An Existentialist Approach to Teaching Writing: Anguish, Bad Faith, and Seriousness in Composition
This dissertation aims at developing a model concept for the teaching of ethics in the composition classroom through the use of existentialism in the writings of Jean-Paul Sartre. Overall, the gap I am trying to fill with my dissertation is a lack of awareness of how much Sartre actually fits rhetorical theory and composition. Ultimately, this dissertation is the attempt to develop an ethic that is universally applicable in the teaching of composition, without the need for a service learning environment or additional resources outside the university itself.

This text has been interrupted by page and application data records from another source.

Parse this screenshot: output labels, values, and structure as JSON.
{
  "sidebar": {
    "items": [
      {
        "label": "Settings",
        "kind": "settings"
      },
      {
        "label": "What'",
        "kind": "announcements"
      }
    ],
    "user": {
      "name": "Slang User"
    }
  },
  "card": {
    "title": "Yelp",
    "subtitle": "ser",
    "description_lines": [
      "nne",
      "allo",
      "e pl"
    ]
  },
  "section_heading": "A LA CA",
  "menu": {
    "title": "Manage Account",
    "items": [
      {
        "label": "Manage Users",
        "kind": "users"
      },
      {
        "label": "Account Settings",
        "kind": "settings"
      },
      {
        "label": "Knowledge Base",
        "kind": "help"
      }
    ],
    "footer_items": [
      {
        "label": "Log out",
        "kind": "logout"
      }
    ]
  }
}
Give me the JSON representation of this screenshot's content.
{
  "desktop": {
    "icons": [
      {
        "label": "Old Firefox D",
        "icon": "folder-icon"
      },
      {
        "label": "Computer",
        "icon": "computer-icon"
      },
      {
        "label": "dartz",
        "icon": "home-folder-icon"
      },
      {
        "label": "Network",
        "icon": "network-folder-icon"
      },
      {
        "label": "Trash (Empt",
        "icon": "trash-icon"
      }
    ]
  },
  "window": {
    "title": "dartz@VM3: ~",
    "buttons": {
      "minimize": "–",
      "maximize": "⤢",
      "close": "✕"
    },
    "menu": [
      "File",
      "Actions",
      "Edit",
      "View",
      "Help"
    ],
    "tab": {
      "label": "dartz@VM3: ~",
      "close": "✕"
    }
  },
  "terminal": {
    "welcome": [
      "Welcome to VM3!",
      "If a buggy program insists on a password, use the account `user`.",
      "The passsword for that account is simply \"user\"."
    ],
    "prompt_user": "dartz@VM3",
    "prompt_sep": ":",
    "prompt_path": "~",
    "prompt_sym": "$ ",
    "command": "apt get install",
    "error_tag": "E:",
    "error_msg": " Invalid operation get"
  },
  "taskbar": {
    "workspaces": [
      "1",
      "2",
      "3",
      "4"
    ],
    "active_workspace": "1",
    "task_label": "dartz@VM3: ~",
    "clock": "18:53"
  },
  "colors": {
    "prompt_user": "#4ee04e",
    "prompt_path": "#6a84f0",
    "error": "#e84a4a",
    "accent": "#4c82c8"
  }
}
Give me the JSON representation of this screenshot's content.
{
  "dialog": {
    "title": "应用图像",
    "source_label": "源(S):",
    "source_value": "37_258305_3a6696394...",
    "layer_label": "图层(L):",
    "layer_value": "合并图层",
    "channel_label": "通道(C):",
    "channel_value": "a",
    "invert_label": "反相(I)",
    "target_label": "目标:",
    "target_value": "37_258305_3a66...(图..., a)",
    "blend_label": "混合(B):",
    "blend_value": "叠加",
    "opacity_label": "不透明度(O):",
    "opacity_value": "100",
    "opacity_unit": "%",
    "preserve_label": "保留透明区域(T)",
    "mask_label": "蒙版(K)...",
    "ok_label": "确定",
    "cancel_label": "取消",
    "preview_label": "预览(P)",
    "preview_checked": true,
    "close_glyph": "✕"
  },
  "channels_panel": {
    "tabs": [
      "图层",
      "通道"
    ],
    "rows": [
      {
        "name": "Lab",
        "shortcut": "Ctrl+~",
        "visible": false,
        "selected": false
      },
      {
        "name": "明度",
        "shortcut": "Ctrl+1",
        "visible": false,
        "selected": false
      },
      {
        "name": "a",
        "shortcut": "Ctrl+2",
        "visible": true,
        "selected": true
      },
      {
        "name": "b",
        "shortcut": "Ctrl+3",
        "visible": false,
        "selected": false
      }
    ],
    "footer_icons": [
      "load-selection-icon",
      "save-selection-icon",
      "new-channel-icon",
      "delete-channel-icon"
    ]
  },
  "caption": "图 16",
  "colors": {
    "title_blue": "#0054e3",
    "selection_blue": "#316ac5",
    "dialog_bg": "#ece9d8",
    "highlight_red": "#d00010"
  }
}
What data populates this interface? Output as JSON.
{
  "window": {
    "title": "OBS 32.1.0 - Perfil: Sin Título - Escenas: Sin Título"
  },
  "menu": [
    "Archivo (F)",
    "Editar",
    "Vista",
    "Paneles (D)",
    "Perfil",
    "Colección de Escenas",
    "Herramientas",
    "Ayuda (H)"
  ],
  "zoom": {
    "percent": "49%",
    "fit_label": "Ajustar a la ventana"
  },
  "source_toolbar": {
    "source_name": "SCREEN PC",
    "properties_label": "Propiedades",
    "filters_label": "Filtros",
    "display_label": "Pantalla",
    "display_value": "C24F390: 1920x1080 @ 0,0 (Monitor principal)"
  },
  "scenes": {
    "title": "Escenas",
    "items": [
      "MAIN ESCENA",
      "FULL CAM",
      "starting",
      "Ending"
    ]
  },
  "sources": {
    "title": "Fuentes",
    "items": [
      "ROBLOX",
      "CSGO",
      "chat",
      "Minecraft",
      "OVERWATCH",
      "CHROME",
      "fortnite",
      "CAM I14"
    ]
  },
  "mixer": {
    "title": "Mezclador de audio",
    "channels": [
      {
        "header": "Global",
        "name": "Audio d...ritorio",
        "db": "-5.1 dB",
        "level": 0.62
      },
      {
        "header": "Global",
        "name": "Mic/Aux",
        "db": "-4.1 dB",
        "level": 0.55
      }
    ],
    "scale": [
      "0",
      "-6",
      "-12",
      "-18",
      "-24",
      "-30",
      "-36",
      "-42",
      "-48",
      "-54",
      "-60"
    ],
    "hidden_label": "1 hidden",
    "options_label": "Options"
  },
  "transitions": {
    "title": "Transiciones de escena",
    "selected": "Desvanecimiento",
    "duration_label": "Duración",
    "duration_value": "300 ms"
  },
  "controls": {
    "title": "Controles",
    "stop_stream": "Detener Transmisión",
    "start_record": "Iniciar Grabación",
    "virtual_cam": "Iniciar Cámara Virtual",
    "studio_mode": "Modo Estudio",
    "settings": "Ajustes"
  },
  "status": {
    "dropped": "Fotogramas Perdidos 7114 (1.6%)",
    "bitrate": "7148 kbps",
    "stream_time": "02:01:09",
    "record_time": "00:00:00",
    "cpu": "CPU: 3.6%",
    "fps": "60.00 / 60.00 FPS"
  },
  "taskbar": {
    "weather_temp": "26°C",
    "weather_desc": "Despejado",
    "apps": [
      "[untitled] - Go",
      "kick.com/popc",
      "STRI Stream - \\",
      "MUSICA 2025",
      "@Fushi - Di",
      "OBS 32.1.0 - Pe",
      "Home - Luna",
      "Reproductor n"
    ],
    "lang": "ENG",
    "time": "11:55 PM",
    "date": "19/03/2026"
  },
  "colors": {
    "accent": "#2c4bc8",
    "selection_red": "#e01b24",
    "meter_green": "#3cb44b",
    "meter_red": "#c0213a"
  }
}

To provide an overview of the project, the approach will be illustrated with three case studies that focus on different ethical issues in writing that are central to first-year composition courses. The first case study looks at a conflict between a professor and a graduate student that involved the discussion of heated topics and power relationships in the classroom. The second case study looks at cases of plagiarism on the highest level, in dissertations. Several German politicians had to resign from their offices because their dissertations contained plagiarized passages, and their reactions sparked controversial responses from both the general public, the media, and academic institutions. The third case study looks at service learning and the encounter with marginalized groups – what could be called the encounter with the Other. Students do not always show an authentic ethical reaction to what they experience. The project will conclude with a discussion of how these cases and Sartre's work might be deployed in the context of a first-year composition syllabus with three main thematic units.